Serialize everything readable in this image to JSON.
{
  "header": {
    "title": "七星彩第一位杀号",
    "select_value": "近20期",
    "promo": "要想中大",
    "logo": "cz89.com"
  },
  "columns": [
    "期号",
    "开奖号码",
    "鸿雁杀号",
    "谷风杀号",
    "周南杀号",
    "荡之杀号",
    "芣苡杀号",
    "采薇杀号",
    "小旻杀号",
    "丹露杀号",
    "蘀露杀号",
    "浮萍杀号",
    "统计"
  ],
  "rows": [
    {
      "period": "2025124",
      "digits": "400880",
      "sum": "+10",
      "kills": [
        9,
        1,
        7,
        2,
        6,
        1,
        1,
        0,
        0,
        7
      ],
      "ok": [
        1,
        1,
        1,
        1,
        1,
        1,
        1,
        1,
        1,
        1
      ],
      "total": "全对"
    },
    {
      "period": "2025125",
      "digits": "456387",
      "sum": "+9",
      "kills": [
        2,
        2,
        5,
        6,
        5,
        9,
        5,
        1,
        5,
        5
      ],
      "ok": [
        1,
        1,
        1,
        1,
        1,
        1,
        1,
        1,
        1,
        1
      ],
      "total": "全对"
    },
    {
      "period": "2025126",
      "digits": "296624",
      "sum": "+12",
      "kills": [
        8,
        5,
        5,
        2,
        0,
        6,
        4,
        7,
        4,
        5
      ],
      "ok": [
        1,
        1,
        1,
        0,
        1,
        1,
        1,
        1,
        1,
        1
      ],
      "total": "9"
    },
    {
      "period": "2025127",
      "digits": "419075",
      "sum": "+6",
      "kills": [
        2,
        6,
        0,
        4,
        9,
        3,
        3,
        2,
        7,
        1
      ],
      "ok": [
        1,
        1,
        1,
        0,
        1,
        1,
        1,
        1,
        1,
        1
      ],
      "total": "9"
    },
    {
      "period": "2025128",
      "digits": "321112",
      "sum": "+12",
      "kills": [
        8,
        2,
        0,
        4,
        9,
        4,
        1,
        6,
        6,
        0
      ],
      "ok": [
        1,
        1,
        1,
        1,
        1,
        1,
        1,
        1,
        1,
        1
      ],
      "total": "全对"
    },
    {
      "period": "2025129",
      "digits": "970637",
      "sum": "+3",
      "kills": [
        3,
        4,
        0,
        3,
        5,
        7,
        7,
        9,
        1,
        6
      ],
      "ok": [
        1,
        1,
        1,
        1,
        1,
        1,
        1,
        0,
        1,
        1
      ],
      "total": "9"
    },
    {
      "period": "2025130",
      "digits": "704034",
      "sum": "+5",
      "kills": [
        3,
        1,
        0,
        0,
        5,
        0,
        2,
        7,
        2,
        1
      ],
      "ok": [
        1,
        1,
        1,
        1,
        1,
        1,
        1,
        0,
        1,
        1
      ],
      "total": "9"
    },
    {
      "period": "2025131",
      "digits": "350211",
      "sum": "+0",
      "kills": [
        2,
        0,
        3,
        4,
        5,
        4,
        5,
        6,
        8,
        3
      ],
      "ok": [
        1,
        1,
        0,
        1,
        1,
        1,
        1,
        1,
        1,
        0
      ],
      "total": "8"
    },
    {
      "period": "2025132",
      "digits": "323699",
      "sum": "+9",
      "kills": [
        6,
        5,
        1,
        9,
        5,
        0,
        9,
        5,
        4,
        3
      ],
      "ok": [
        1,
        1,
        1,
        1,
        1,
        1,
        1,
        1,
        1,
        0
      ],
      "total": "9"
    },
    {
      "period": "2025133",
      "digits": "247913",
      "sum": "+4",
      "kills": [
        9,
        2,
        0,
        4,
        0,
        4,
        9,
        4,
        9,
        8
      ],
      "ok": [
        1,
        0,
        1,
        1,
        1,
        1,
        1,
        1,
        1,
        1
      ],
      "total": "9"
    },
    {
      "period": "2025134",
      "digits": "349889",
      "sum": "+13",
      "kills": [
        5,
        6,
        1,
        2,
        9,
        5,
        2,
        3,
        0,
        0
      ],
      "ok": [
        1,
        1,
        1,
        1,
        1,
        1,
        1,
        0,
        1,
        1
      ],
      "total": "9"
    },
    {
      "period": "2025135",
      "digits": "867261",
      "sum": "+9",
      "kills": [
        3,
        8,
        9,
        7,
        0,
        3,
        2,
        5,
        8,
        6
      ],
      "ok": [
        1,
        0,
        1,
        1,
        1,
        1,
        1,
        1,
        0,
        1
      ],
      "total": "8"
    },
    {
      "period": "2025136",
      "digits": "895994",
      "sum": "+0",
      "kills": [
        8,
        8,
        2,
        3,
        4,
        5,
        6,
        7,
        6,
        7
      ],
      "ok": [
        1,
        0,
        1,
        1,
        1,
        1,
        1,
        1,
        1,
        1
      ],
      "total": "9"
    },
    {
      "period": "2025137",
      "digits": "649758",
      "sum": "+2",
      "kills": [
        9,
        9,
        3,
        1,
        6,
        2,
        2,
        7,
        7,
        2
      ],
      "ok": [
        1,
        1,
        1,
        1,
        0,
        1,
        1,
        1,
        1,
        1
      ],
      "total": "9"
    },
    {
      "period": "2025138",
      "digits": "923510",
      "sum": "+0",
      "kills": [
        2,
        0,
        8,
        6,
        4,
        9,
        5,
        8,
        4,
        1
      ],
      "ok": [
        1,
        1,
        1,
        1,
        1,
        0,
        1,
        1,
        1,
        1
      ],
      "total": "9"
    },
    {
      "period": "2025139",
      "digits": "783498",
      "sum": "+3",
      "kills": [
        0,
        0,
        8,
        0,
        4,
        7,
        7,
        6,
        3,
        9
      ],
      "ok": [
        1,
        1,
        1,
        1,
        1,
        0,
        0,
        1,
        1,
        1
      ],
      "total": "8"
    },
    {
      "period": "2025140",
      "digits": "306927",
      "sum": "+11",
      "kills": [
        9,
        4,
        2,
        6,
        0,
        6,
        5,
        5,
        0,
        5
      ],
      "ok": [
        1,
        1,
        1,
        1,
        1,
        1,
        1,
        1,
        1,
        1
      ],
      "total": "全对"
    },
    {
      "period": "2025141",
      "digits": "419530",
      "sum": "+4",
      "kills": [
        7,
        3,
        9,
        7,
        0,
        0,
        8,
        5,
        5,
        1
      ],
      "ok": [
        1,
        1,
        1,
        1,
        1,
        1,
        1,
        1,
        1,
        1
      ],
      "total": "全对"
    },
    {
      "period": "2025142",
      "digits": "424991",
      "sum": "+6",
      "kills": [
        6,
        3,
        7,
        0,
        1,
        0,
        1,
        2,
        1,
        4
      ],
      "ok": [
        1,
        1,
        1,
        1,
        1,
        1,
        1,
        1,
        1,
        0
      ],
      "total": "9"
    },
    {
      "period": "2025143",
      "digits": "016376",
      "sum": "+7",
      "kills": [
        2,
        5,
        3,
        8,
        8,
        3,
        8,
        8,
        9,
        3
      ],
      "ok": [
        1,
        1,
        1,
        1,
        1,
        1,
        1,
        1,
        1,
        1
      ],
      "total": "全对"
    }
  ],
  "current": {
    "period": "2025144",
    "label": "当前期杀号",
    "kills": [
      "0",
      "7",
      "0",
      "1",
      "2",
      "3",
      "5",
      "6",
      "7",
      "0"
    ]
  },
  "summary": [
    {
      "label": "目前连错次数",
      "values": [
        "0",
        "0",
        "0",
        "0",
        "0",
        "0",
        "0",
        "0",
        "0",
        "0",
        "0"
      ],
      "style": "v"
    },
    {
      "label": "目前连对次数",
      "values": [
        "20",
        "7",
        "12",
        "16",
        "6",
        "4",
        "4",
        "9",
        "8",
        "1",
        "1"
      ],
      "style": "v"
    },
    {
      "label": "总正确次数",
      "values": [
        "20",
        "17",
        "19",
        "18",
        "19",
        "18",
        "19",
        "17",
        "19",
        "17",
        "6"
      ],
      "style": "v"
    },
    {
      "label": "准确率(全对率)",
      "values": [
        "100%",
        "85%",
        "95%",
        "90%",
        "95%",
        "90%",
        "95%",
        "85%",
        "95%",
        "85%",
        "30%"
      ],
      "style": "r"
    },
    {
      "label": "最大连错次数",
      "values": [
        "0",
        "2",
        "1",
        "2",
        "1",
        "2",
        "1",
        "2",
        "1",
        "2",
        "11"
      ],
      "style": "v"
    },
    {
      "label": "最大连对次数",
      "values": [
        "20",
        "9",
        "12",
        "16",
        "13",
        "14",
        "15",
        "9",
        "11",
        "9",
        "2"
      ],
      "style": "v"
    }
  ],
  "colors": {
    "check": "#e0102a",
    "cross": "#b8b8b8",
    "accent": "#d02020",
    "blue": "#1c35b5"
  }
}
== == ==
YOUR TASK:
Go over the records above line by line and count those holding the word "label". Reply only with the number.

YOUR RESPONSE:
7